Creativity and Making_Ritcher

Being assigned another silent film, I once again assumed that my laptop was broken or something when no sound was coming out. Luckily, that was not the case. I was also confused when it said “music by Sue Harshe, and then I realized that the music that was composed was really the squares popping in and out, sizing up and down in their own unique patterns. I thought it was interesting how it goes from a black background with white circles to a white background with black circles. At first I didn’t realize that it was rhythmic until I watched it a second time, so that was interesting. I really liked when one square would get bigger while one gets smaller. Overall, I wasn’t really sure what to make of this besides the patterns are the music, but I did think it was very interesting to watch.

Tarantino Reflection Pulp Fiction

Frankly, I forgot how much I loved this movie. I mean, I didn’t forget, I remembered how great it was, but there is something special about watching it again with 2 people that had never seen Pulp Fiction before. I get to view all of the twists, turns, and shocking realizations from a 3rd person perspective, while I get to truly enjoy the movie, noticing details I didn’t before, when I was slightly confused about the plot of the movie. The dialogue is so quotable, the characters are so believable, and of course, who can ignore the storytelling Tarantino gives us by not having the movie progress chronologically. Lots of movies may start in the middle of the plot, but there is something so cool about how Pulp Fiction handles this. On my first time around, I remember Vincent dying, then seeing him in the next scene and thinking “huh?” I then remembered the movie did not take place in a linear fashion, and actually knowing that Vincent was going to die made the movie even better, I think.

Jules, throughout his morning conversation with Vincent, is talking about how he wants to retire, and how they are lucky to even be alive. Vincent ignores this, and winds up dead, shot by Butch in a completely different scene. Would Jules have died had he gone along with Vincent? Maybe. We can’t really know for sure, and that’s part of what makes this movie so great. All of the characters have their own arcs and stories that overlap with each others, and their stories are finished in a way that leaves us satisfied, or at least, it left me satisfied. I don’t care about what happens next to Butch, or Jules even. I think it would be interesting to know, sure, but leaving it to the imagination of the viewer is the better option, I think. Butch makes up with Wallace and leaves, Wallace gets his shining briefcase back (was it his a bible, or his soul, why did he have a bandaid? We don’t know and are never told), Vincent meets his end, and he and Jules seemingly go off into the sunset, except instead of the sunset it is walking out of the store, with a guns in their crotches.

Even the characters with less screen time (I don’t want to call them minor, as all of the characters are so memorable) are amazing. Wolfe, Mia Wallace, Fabienne (Butch’s lover), the drug dealer, and Jimmy are all characters that we can understand, and are extremely fun to watch.

Really, this is one of my favorite movies of all time, and I think that after watching it a second time, it may have cemented itself as my favorite.

Blog Post #7

My 4 year degree plan is to major in Interactive Games Studies, and hopefully graduate in 4 years.

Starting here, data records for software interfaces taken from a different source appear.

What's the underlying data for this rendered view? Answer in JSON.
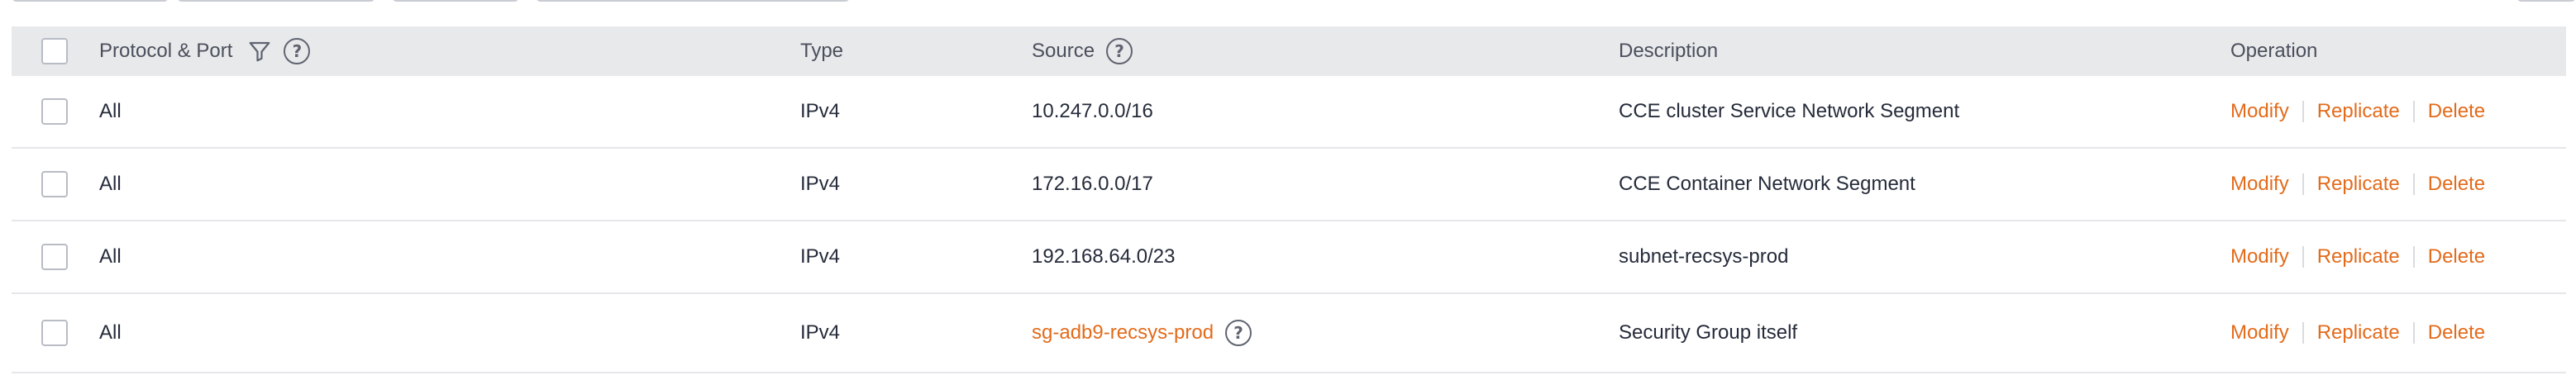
{
  "header": {
    "protocol_port": "Protocol & Port",
    "type": "Type",
    "source": "Source",
    "description": "Description",
    "operation": "Operation"
  },
  "rows": [
    {
      "protocol": "All",
      "type": "IPv4",
      "source": "10.247.0.0/16",
      "source_is_link": false,
      "description": "CCE cluster Service Network Segment"
    },
    {
      "protocol": "All",
      "type": "IPv4",
      "source": "172.16.0.0/17",
      "source_is_link": false,
      "description": "CCE Container Network Segment"
    },
    {
      "protocol": "All",
      "type": "IPv4",
      "source": "192.168.64.0/23",
      "source_is_link": false,
      "description": "subnet-recsys-prod"
    },
    {
      "protocol": "All",
      "type": "IPv4",
      "source": "sg-adb9-recsys-prod",
      "source_is_link": true,
      "description": "Security Group itself"
    }
  ],
  "operations": {
    "modify": "Modify",
    "replicate": "Replicate",
    "delete": "Delete"
  },
  "icons": {
    "help": "help-circle-icon",
    "filter": "filter-icon"
  },
  "colors": {
    "link": "#e36b1b",
    "header_bg": "#e8e9eb",
    "row_divider": "#e6e7ea"
  }
}
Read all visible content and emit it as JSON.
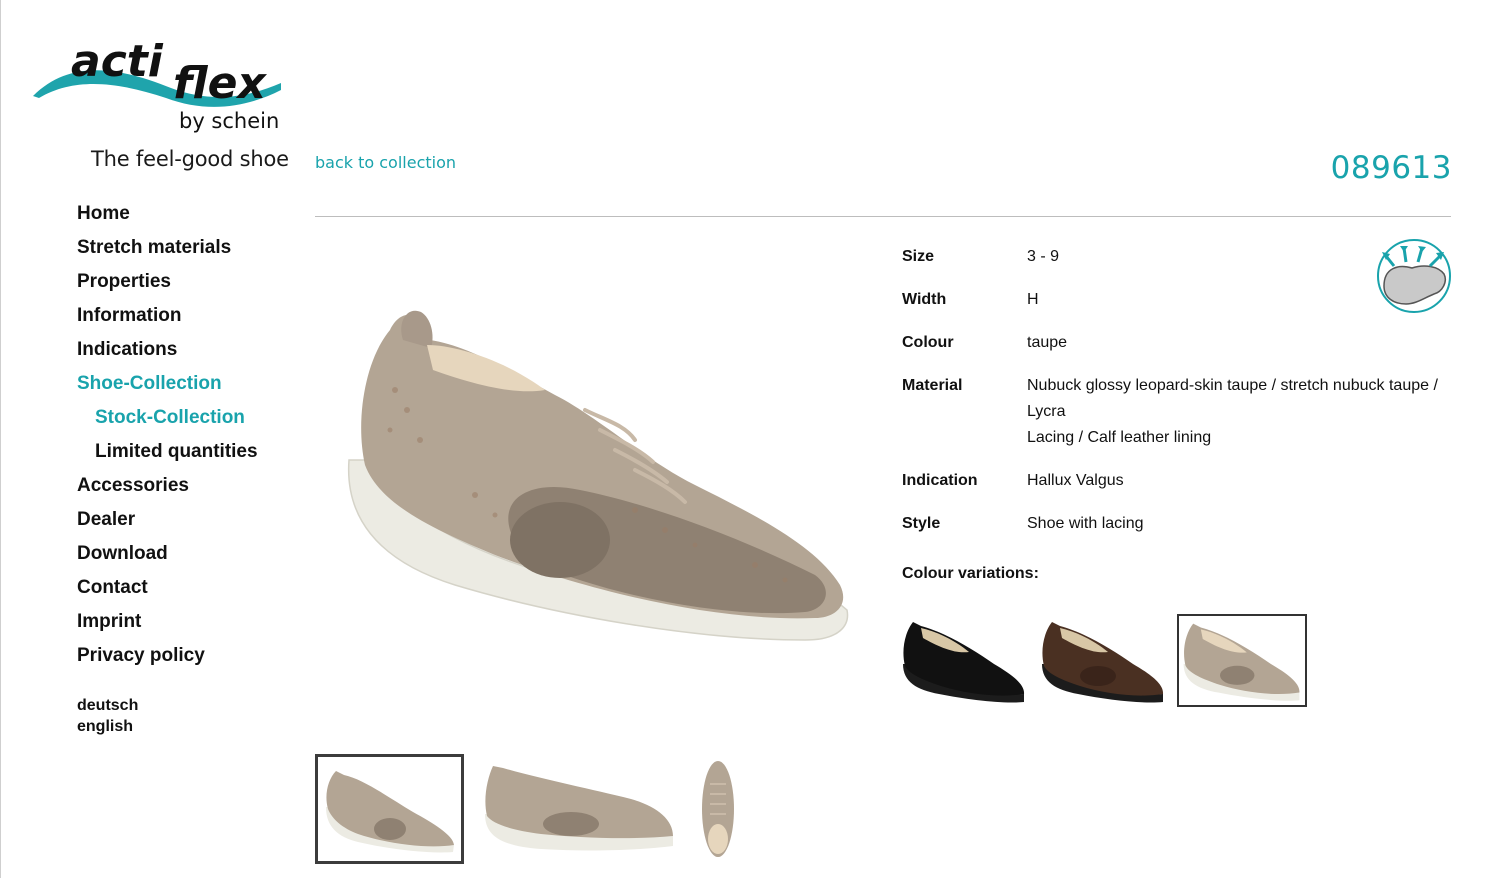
{
  "brand": {
    "logo_word_1": "acti",
    "logo_word_2": "flex",
    "logo_sub": "by schein",
    "tagline": "The feel-good shoe"
  },
  "nav": {
    "items": [
      {
        "label": "Home"
      },
      {
        "label": "Stretch materials"
      },
      {
        "label": "Properties"
      },
      {
        "label": "Information"
      },
      {
        "label": "Indications"
      },
      {
        "label": "Shoe-Collection"
      },
      {
        "label": "Stock-Collection"
      },
      {
        "label": "Limited quantities"
      },
      {
        "label": "Accessories"
      },
      {
        "label": "Dealer"
      },
      {
        "label": "Download"
      },
      {
        "label": "Contact"
      },
      {
        "label": "Imprint"
      },
      {
        "label": "Privacy policy"
      }
    ],
    "languages": [
      "deutsch",
      "english"
    ]
  },
  "product": {
    "back_link": "back to collection",
    "article_number": "089613",
    "specs": {
      "size_label": "Size",
      "size": "3 - 9",
      "width_label": "Width",
      "width": "H",
      "colour_label": "Colour",
      "colour": "taupe",
      "material_label": "Material",
      "material_line_1": "Nubuck glossy leopard-skin taupe / stretch nubuck taupe / Lycra",
      "material_line_2": "Lacing / Calf leather lining",
      "indication_label": "Indication",
      "indication": "Hallux Valgus",
      "style_label": "Style",
      "style": "Shoe with lacing"
    },
    "colour_variations_label": "Colour variations:",
    "variations": [
      "black",
      "brown",
      "taupe"
    ],
    "selected_variation": "taupe",
    "selected_thumbnail": 1
  },
  "colors": {
    "accent": "#19a3ac",
    "text": "#111111",
    "taupe": "#b3a594",
    "sole": "#ecebe3"
  }
}
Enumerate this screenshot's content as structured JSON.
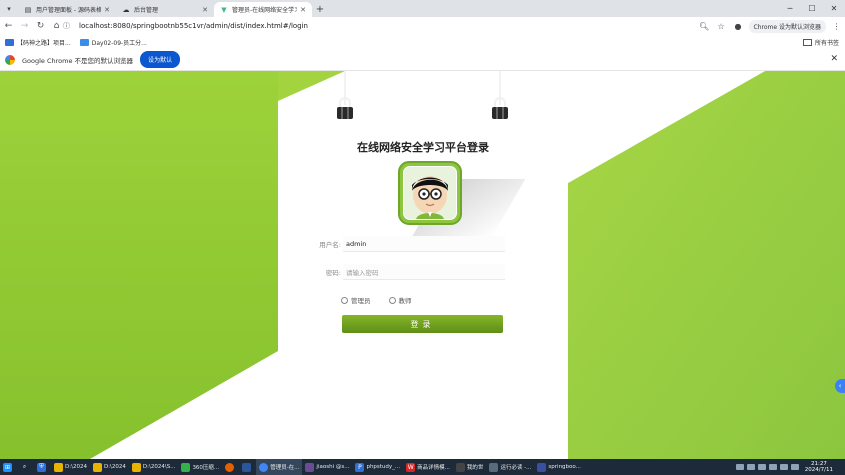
{
  "browser": {
    "tabs": [
      {
        "title": "用户管理面板 - 源码表格 javaf",
        "icon": "document-icon",
        "active": false
      },
      {
        "title": "后台管理",
        "icon": "cloud-icon",
        "active": false
      },
      {
        "title": "管理员-在线网络安全学习平台",
        "icon": "vue-icon",
        "active": true
      }
    ],
    "url": "localhost:8080/springbootnb55c1vr/admin/dist/index.html#/login",
    "profile_label": "Chrome 设为默认浏览器",
    "bookmarks": [
      {
        "label": "【码神之路】项目...",
        "color": "#2f6fd6"
      },
      {
        "label": "Day02-09-员工分...",
        "color": "#3a8ee6"
      }
    ],
    "bookmarks_folder": "所有书签"
  },
  "infobar": {
    "message": "Google Chrome 不是您的默认浏览器",
    "button": "设为默认"
  },
  "login": {
    "title": "在线网络安全学习平台登录",
    "username_label": "用户名:",
    "username_value": "admin",
    "password_label": "密码:",
    "password_placeholder": "请输入密码",
    "roles": [
      "管理员",
      "教师"
    ],
    "submit_label": "登录"
  },
  "colors": {
    "accent_green": "#8cc63f",
    "button_blue": "#0b57d0"
  },
  "taskbar": {
    "items": [
      {
        "label": "D:\\2024",
        "color": "#e8b400"
      },
      {
        "label": "D:\\2024",
        "color": "#e8b400"
      },
      {
        "label": "D:\\2024\\S...",
        "color": "#e8b400"
      },
      {
        "label": "360压缩...",
        "color": "#35b04a"
      },
      {
        "label": "管理员-在...",
        "color": "#4285f4"
      },
      {
        "label": "jiaoshi @s...",
        "color": "#6a4c93"
      },
      {
        "label": "phpstudy_...",
        "color": "#2f6fd6"
      },
      {
        "label": "商品详情模...",
        "color": "#d62828"
      },
      {
        "label": "我的世",
        "color": "#444444"
      },
      {
        "label": "运行必读 -...",
        "color": "#5a6b7d"
      },
      {
        "label": "springboo...",
        "color": "#3a4fa0"
      }
    ],
    "time": "21:27",
    "date": "2024/7/11"
  }
}
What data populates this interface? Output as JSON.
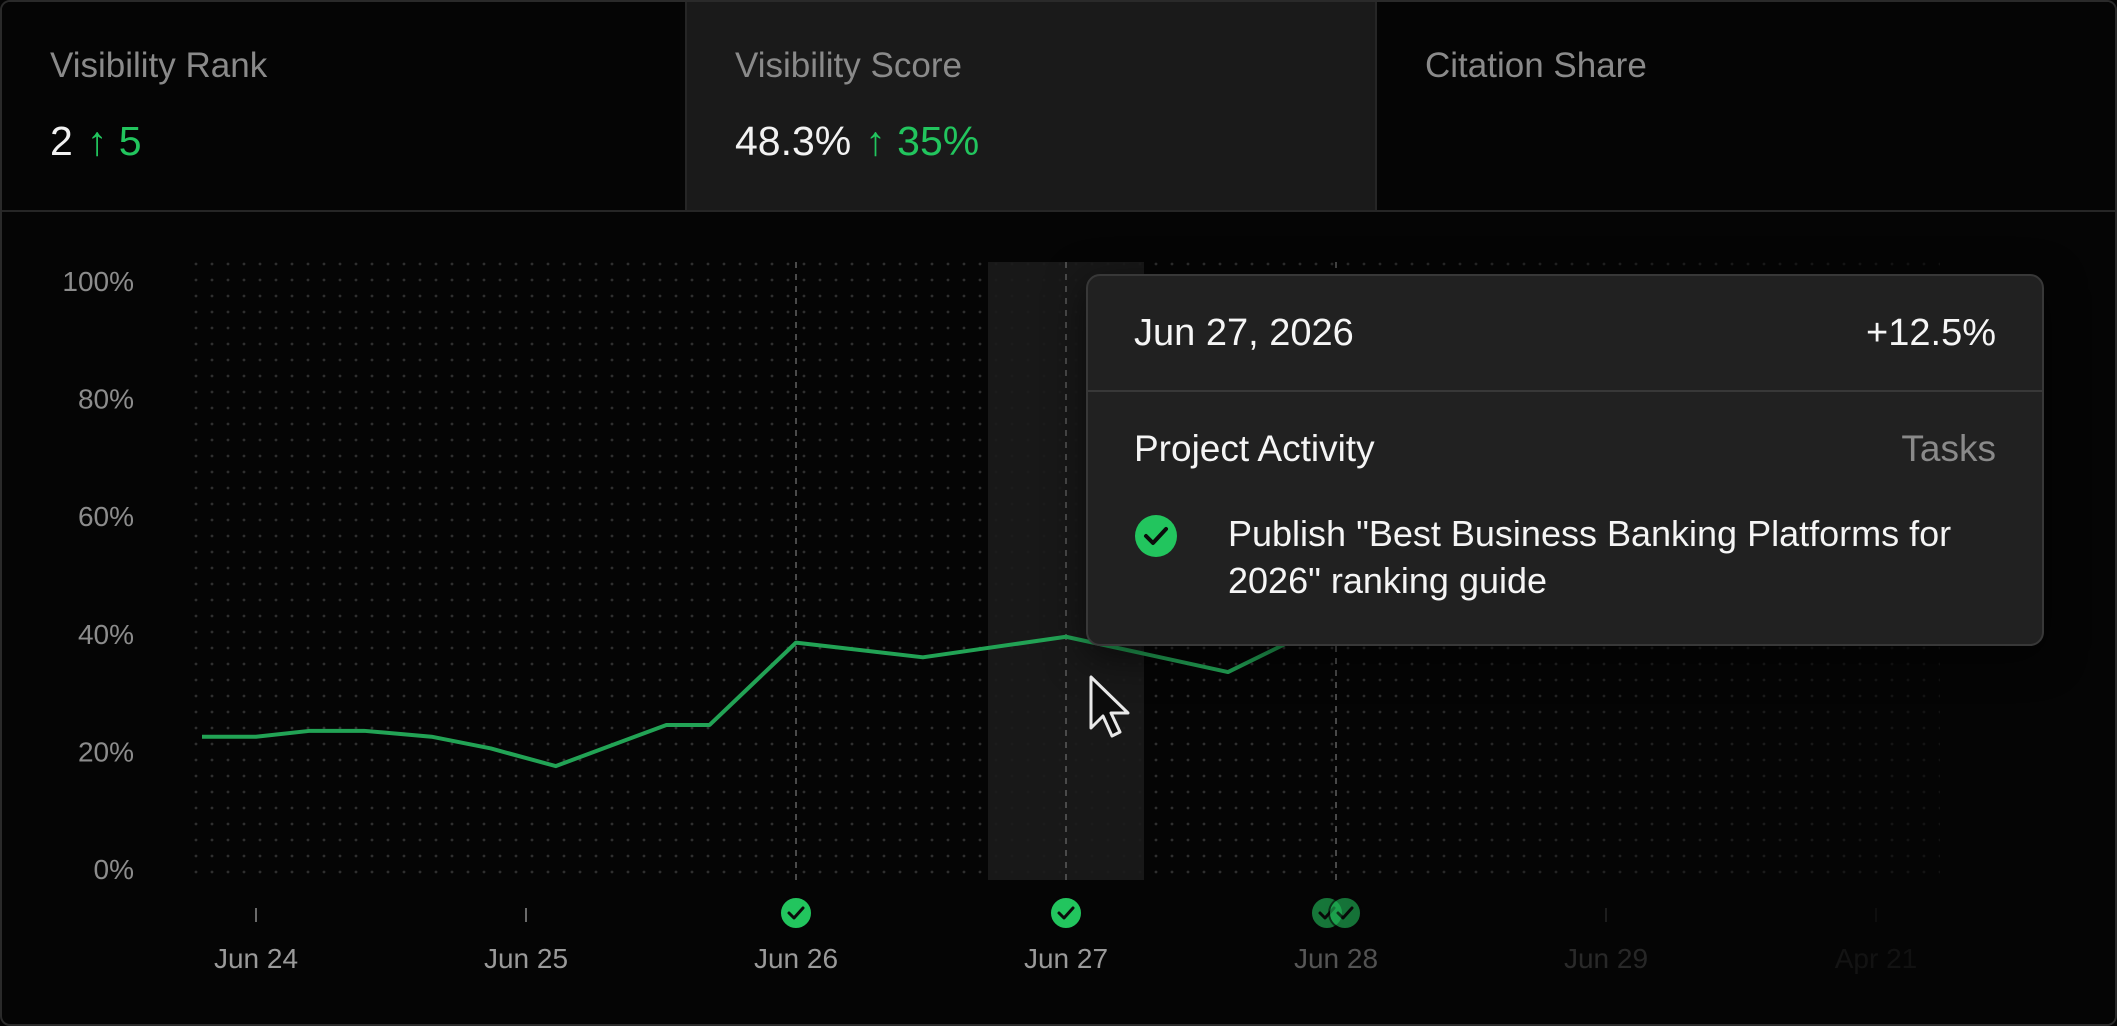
{
  "metrics": [
    {
      "label": "Visibility Rank",
      "value": "2",
      "delta": "↑ 5"
    },
    {
      "label": "Visibility Score",
      "value": "48.3%",
      "delta": "↑ 35%"
    },
    {
      "label": "Citation Share",
      "value": "",
      "delta": ""
    }
  ],
  "colors": {
    "accent": "#22c55e",
    "background": "#050505",
    "tooltip_bg": "#212121",
    "muted": "#8a8a8a"
  },
  "tooltip": {
    "date": "Jun 27, 2026",
    "change": "+12.5%",
    "section_title": "Project Activity",
    "section_right": "Tasks",
    "task_icon": "check-circle-icon",
    "task_text": "Publish \"Best Business Banking Platforms for 2026\" ranking guide"
  },
  "chart_data": {
    "type": "line",
    "ylim": [
      0,
      100
    ],
    "yticks": [
      "100%",
      "80%",
      "60%",
      "40%",
      "20%",
      "0%"
    ],
    "xticks": [
      "Jun 24",
      "Jun 25",
      "Jun 26",
      "Jun 27",
      "Jun 28",
      "Jun 29",
      "Apr 21"
    ],
    "grid": true,
    "highlighted_tick": "Jun 27",
    "series": [
      {
        "values": [
          {
            "x": 23.8,
            "y": 22.5
          },
          {
            "x": 24.0,
            "y": 22.5
          },
          {
            "x": 24.2,
            "y": 23.5
          },
          {
            "x": 24.4,
            "y": 23.5
          },
          {
            "x": 24.65,
            "y": 22.5
          },
          {
            "x": 24.87,
            "y": 20.5
          },
          {
            "x": 25.11,
            "y": 17.5
          },
          {
            "x": 25.52,
            "y": 24.5
          },
          {
            "x": 25.68,
            "y": 24.5
          },
          {
            "x": 26.0,
            "y": 38.5
          },
          {
            "x": 26.47,
            "y": 36.0
          },
          {
            "x": 27.0,
            "y": 39.5
          },
          {
            "x": 27.6,
            "y": 33.5
          },
          {
            "x": 28.0,
            "y": 42.5
          },
          {
            "x": 28.46,
            "y": 61.5
          },
          {
            "x": 29.0,
            "y": 41.5
          },
          {
            "x": 29.25,
            "y": 52.5
          },
          {
            "x": 29.49,
            "y": 55.5
          },
          {
            "x": 29.74,
            "y": 71.5
          },
          {
            "x": 30.13,
            "y": 53.5
          }
        ]
      }
    ],
    "task_markers": [
      {
        "x": "Jun 26",
        "count": 1
      },
      {
        "x": "Jun 27",
        "count": 1
      },
      {
        "x": "Jun 28",
        "count": 2
      }
    ]
  }
}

I don’t want to stay longer than 4 years because it would be way too expensive for my family. I want my major to give me connections to gaming companies in Austin and help me get ahead of the curve in the gaming industry. If this doesn’t work out, I can always become a real estate agent and have my father teach me everything about that.

For a minor, I want to do entrepreneurship. I think that it will help me if I want to create my own gaming company, or if I want to start any other kind of business in the future. If I decide to do something else though, I am sure that St. Edwards has enough options to put me ahead of the game no matter what I choose.